The judge told them not to discuss the case with anyone, to stay away from Google and Twitter. And he said that this is the sort of case that many people have views on. They were told, by the way, that the case could last up to six months.

CORNISH: And remind us of the back story here, what Rebekah Brooks and Andy Coulson are accused of.

REEVES: Well, they are accused of conspiring to hack telephone voicemails and, to use legal parlance, conspiring to commit misconduct in public office. That second charge is basically about allegations of paying public officials for information. Brooks is also accused of conspiracy to pervert the course of justice.

But this case is really about the fundamental culture and conduct of Britain's tabloid newspapers, and the culture and conduct of executives within Rupert Murdoch's operations in Britain. There's added intrigue because Brooks and Coulson were at the heart of political power in the U.K. Brooks socialized with Prime Minister David Cameron. And Coulson had a key job at Number 10 Downing Street.

CORNISH: So what's expected to happen next?

REEVES: Well, jury selection will continue tomorrow. It's not certain - nothing ever is especially in legal cases. But people are generally speculating that this will be completed tomorrow. And then the prosecution will begin with its opening statement and that, of course, will attract a great deal of interest because that statement will likely contain an outline of the allegations leveled against the eight defendants in this case.

CORNISH: That's NPR's Philip Reeves in London.

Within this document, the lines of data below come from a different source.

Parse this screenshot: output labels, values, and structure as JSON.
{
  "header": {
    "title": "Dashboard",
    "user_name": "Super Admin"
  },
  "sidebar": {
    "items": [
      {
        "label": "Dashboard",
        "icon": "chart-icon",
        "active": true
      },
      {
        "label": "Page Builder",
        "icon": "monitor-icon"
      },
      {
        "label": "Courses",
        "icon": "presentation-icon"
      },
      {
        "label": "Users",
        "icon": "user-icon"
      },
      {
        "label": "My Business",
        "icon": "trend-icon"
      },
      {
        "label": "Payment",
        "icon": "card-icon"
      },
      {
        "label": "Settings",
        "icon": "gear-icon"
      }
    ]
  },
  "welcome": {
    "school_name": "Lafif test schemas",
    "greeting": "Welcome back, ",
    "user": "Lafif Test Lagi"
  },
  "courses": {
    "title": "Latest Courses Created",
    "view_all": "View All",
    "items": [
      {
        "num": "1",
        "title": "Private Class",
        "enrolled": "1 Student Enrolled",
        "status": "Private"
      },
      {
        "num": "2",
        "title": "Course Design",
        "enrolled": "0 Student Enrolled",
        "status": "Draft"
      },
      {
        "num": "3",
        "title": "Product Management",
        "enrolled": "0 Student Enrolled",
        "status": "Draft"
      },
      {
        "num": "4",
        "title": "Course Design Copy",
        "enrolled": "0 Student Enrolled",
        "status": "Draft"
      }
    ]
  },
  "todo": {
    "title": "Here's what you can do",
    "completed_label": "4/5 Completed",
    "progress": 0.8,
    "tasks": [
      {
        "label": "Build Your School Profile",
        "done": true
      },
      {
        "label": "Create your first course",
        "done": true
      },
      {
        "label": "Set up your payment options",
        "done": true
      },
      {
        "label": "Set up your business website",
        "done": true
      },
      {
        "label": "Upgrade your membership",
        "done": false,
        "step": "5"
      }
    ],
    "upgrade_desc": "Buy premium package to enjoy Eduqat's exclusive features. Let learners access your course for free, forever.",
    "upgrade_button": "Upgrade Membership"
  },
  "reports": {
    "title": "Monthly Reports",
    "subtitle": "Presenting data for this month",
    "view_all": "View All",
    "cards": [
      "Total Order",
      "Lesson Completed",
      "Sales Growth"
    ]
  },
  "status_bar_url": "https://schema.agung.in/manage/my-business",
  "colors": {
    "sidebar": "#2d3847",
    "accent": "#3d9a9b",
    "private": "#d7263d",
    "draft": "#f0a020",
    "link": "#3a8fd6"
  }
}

Philip, thank you.

REEVES: You're welcome. Transcript provided by NPR, Copyright NPR.